In June Ohio passed a biennial budget bill which tinkered with the state’s tax laws. While the initial version of the law was very concerning for businesses and the Ohio economy, the final version is much more palatable. The following is a summary of the key provisions:
• Small Business Investor Income Deduction – If there was a “Great” category this would be in it. This is a 50% deduction on an individual’s Ohio business income up to the first $250,000. This ultimately nets to over $6,000 of tax savings for owners maximizing the deduction. While this amount won’t turn around a company, it is a tremendous help to all the small businesses working hard in Ohio.
• Commercial Activity Tax Increase – Businesses grossing less than $1M in taxable receipts will not see an increase in their Ohio CAT. However businesses grossing between $1M and $2M will pay $650 more; $2M and $4M will pay $1,950 more; And greater than $4M will pay $2,450 more. We did not see an increase in the stated rate or an increase in the taxable base so while this isn’t horrible news it’s still a tax increase on businesses. Bad.
• Gambling Loss Deduction: Repealed – Federal law allows for a deduction of gambling losses as an itemized deduction up to the point of gambling winnings. Ohio’s taxable income starts with Federal Adjusted Gross Income which is before the itemized deductions. Since Ohio started profiting from the newly built casinos throughout the state it matched the Federal policy on allowing gambling losses to offset gambling winning. Unfortunately this new law never saw the light of day. It’s been repealed. While this will not be an issue for me as I never walk out until I’m thoroughly in the red (do as I say and not as I do), this is bad not only for the taxpayer but bad for the Ohio economy. This could be a meaningful edge for Ohioans to visit their Ohio casinos rather than the casinos in the neighboring states. Bad.

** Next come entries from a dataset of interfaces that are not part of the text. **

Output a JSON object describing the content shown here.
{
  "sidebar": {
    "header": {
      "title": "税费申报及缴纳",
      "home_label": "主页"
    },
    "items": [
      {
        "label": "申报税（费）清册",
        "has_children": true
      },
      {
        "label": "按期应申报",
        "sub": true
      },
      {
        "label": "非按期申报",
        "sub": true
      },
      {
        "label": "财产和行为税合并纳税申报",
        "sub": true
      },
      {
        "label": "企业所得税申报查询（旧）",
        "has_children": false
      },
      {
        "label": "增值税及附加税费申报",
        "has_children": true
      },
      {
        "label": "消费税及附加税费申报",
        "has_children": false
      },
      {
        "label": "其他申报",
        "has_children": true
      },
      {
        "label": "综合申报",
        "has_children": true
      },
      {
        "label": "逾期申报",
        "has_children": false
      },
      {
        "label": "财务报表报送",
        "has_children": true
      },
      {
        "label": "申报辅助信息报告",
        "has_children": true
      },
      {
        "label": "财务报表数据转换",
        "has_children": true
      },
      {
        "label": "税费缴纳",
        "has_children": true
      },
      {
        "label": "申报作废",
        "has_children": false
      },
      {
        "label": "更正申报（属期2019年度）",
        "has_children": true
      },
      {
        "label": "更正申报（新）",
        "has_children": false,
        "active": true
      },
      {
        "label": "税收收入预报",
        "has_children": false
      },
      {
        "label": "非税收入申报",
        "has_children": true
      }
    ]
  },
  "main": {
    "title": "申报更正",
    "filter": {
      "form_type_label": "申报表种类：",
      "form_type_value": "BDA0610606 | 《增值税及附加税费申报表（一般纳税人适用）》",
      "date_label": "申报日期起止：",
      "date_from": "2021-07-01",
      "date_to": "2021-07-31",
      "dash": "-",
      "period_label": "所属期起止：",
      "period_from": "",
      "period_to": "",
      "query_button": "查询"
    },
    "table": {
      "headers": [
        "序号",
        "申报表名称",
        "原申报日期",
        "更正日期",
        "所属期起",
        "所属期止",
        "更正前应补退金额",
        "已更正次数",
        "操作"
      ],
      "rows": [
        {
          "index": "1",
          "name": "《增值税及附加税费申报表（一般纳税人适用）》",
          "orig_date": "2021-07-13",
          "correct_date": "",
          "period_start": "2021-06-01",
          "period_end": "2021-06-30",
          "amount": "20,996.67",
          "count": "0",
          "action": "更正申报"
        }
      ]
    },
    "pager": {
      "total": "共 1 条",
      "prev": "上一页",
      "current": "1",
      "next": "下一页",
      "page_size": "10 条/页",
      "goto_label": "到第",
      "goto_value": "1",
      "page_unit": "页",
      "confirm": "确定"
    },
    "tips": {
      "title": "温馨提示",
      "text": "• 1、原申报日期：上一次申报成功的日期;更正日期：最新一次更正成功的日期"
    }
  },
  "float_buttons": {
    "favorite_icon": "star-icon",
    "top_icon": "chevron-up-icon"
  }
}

• Sales Tax Increase – In September the state sales tax rate will increase from 5.5% to 5.75%. This is separate from local sales tax which still applies. Bad.
• All Ohioans will benefit from a slight reduction in the individual income tax rates. The Ohio individual tax rates will be reduced by 10% over the next three years. This will take the highest marginal rate in Ohio down to 5.33% from 5.925%. This is still high compared to its neighbors: Michigan at 4.35%, Indiana at 3.4% and Pennsylvania at 3.07%. The rate is just slightly better than Kentucky’s highest rate of 6%. Furthermore Ohio is freezing the inflation adjustments on its tax brackets and it is taking away the $20 personal exemption credit for taxpayers making more than $30,000. While Ohio should do more on this front we can’t label a tax cut as bad. So it’s OK for now.
There are a few other provisions dealing with individual income tax, sales tax, excise tax and property tax. The version of the bill that passed is significantly better than what was initially proposed. Considering where this effort started Ohio businesses and residents are in a better spot. However there is more work for the state to do. Perhaps this is the first step.